Engineers of future meet the experts

ENGINEERING TASK: Left to right, Alan Buckton and Ken Porteous (both Sembcorp), students Patrick Fannan, Srinidhi Krishnamoorthy, Maxine Winn and Matthew Rogan, Stuart Lax (Sembcorp) and (kneeling with back to camera) student Daniel Smyth
ENGINEERING TASK: Left to right, Alan Buckton and Ken Porteous (both Sembcorp), students Patrick Fannan, Srinidhi Krishnamoorthy, Maxine Winn and Matthew Rogan, Stuart Lax (Sembcorp) and (kneeling with back to camera) student Daniel Smyth

MEET a group of Hartlepool students who could be engineers of the future.

This group of enthusiastc youngsters joined forces with staff from Tees Valley-based Sembcorp to share their top quality engineering expertise.

Engineers Alan Buckton, Ken Porteous and Stuart Lax helped judge a variety of student projects at a celebration and assessment day held at Newcastle University.

The event, sponsored by the Engineering Development Trust (EDT), is aimed at inspiring the engineers, scientists and technologists of the future and attracted entries from around 250 students belonging to 50 schools and sixth form colleges throughout the north east.

Engineers from some of the biggest names in manufacturing including Nissan, Siemens and Shell take part in the scheme nationally each year and give up their time voluntarily to support the youngsters with engineering projects.

Sembcorp’s Wilton International-based engineers have helped youngsters at English Martyrs Sixth Form College in Hartlepool with two challenges over the last six months. Both were formerly presented to judges at the Newcastle event.

The first project involved students creating a thermoelectric generator while a second team devised a mechanism to detect steam trap failures within trench pipework.

Mr Porteous said: “We are always delighted to be involved. It’s a fantastic and prestigious event and something we’ve supported for many years.

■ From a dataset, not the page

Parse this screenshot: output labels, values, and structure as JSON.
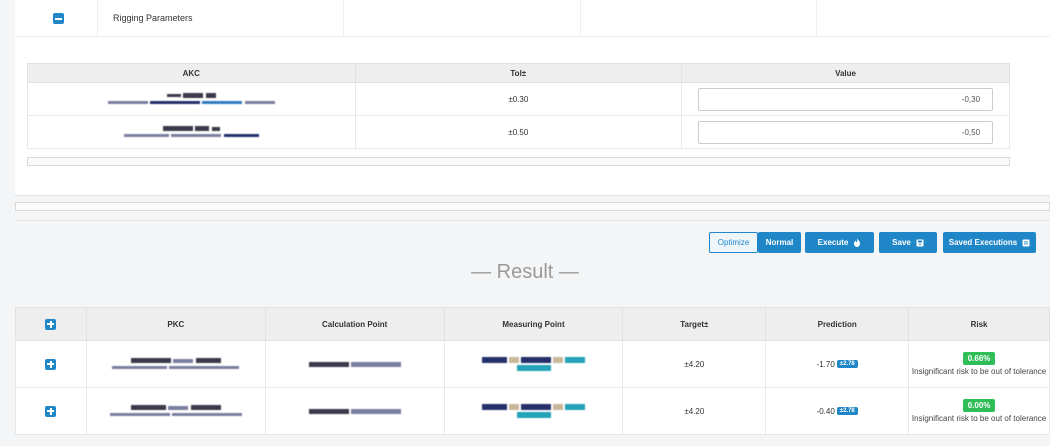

“It’s all about enthusing youngsters and helping them to overcome the challenges that engineering inevitably throws up. At the same time they get real life exposure to industry, business and higher education and it really helps young people make informed choices about their futures. Many go on to have excellent careers within engineering.”